According to Taylor Moore, manager of Food Rescue, that program has delivered about 17 percent more fresh produce and 10 percent more food overall during 2020 than most years. Fortunately, their supply was also up, thanks to initiatives like Groundwork’s purchase of local farm produce and the Northern Food Coalition’s Farm2Neighbor program. At the same time, they saw a 5 percent drop overall in food that they were able to rescue from grocery stores, and in the case of meat, that figure dropped by 30 percent. Although the program was able to rescue some food from restaurants that had closed or went into a hiatus, Moore says his hope is that that number does not increase.
“We want everyone to continue supporting our local restaurants,” he says. “It’s better news when we are not picking up from them.”
Full Disclosure: Kelly Ottinger is director of development for BACN.
Featured Photo Caption: In the Benzie Area Christian Neighbors (BACN) food pantry, volunteer Julie Walton packs “staple” bags that contain shelf-stable items. Beyond the initial staple bags, orders are customized by letting the recipient choose from additional items in stock that week—everything from fresh produce, milk, and eggs to other proteins. Since the pandemic began, BACN has not allowed people to shop inside the food pantry, instead opting for a pre-order and drive-up system.
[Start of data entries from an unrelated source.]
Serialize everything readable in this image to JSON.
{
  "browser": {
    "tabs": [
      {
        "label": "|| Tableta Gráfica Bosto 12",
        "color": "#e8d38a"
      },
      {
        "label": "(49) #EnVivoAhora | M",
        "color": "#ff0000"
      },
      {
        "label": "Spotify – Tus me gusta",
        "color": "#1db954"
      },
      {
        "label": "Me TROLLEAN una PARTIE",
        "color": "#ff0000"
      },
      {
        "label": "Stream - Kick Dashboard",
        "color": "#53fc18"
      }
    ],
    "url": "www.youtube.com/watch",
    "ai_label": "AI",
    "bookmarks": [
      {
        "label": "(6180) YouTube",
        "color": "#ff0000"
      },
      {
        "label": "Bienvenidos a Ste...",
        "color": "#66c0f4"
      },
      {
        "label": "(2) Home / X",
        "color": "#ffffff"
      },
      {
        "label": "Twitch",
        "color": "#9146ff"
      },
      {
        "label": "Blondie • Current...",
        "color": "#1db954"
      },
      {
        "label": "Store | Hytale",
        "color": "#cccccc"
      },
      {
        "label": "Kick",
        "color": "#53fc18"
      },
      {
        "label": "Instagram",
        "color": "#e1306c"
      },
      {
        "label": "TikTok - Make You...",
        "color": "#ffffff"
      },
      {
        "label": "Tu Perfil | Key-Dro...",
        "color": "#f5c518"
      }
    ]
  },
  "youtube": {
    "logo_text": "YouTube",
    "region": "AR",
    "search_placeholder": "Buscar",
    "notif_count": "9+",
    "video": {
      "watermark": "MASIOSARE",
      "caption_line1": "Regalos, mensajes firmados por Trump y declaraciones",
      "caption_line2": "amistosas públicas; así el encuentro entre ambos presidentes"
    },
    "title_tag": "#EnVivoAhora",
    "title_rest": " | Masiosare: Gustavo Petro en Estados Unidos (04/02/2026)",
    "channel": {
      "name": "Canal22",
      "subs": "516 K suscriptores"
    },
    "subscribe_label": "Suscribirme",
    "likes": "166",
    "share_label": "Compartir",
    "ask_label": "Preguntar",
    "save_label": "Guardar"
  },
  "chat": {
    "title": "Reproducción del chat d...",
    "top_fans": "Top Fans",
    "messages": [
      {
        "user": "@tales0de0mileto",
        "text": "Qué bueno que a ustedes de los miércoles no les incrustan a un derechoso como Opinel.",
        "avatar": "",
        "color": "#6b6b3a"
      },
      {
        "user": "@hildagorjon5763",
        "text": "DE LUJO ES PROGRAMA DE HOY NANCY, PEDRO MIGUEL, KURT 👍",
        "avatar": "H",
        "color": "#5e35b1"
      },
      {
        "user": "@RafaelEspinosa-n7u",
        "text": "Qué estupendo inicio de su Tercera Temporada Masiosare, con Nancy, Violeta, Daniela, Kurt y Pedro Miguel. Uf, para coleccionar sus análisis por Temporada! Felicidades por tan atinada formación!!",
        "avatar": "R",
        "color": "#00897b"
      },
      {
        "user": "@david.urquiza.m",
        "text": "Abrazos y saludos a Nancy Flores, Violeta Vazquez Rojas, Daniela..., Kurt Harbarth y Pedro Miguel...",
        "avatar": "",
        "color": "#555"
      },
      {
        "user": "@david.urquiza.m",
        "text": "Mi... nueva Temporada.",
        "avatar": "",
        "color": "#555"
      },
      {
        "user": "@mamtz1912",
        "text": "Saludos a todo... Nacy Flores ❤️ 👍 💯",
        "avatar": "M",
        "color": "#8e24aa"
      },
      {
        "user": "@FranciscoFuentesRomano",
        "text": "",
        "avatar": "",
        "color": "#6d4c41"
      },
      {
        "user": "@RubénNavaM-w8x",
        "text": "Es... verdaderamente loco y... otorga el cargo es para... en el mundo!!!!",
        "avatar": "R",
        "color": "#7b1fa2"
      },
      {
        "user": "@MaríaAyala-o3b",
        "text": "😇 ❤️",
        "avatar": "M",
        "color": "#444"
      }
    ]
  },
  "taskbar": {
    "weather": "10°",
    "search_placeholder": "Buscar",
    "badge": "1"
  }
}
BACN began serving 138 new households during 2020. Photo by Aubrey Ann Parker.
Benzie County—Where To Find Help Today?
Baby Pantry of St. Philip’s Episcopal Church
785 Beulah Highway/US-31, Beulah
1st and 3rd Saturdays of each month
10 a.m. – 2 p.m.
Benzie Area Christian Neighbors (BACN)
2804 Benzie Highway/US-31, Benzonia
Mondays – Thursdays
10 a.m. – 2 p.m.
*Twice monthly visits for residents of Benzie and northern Manistee counties.
Benzie Food Partners, Inc.
10907 Main Street/US-31, Honor
1st and 3rd Saturdays each month
10 a.m. – 3 p.m.
*Twice monthly visits.
Benzie Friends Resource Food Pantry
1034 Michigan Avenue, Benzonia
Tuesdays – Fridays 10:30 a.m. – 4:40 p.m.
Also Tuesdays from 5-6:30 p.m.
*Once weekly visits.
Crescent Bakery Bread Pantry
404 Main Street, Frankfort
Wednesdays – Saturdays
7 a.m. – 3 p.m.
Fresh Wind Christian Community Food Pantry
18201 Honor Highway/US-31, between Honor and Interlochen
2nd and 4th Fridays of each month
10 a.m. – noon
Outpost: Grand Traverse Band of Ottawa and Chippewa Indians
7282 Hoadly Road, Benzonia
Lake Ann United Methodist Church Food Pantry
6583 1st Street, Lake Ann
Tuesdays and Thursdays, 9 a.m. – 12 p.m.
Wednesdays, 4:30 – 6:30 p.m.
Government-based food help:
•How do I apply for SNAP Benefits?
Visit the MI Bridges website or call 1-888-642-7434
•How do I apply for the Women, Infants, and Children (WIC) program?
Visit fns.usda.gov/wic online.
For more information:
The Food Security Summit is a six-part virtual series to address regional food insecurity and hunger in the greater Grand Traverse region; it began in December and runs through the beginning of March. Registration for the remaining sessions is still available on the Northwest Food Coalition’s website: NorthwestMIFoodCoalition.org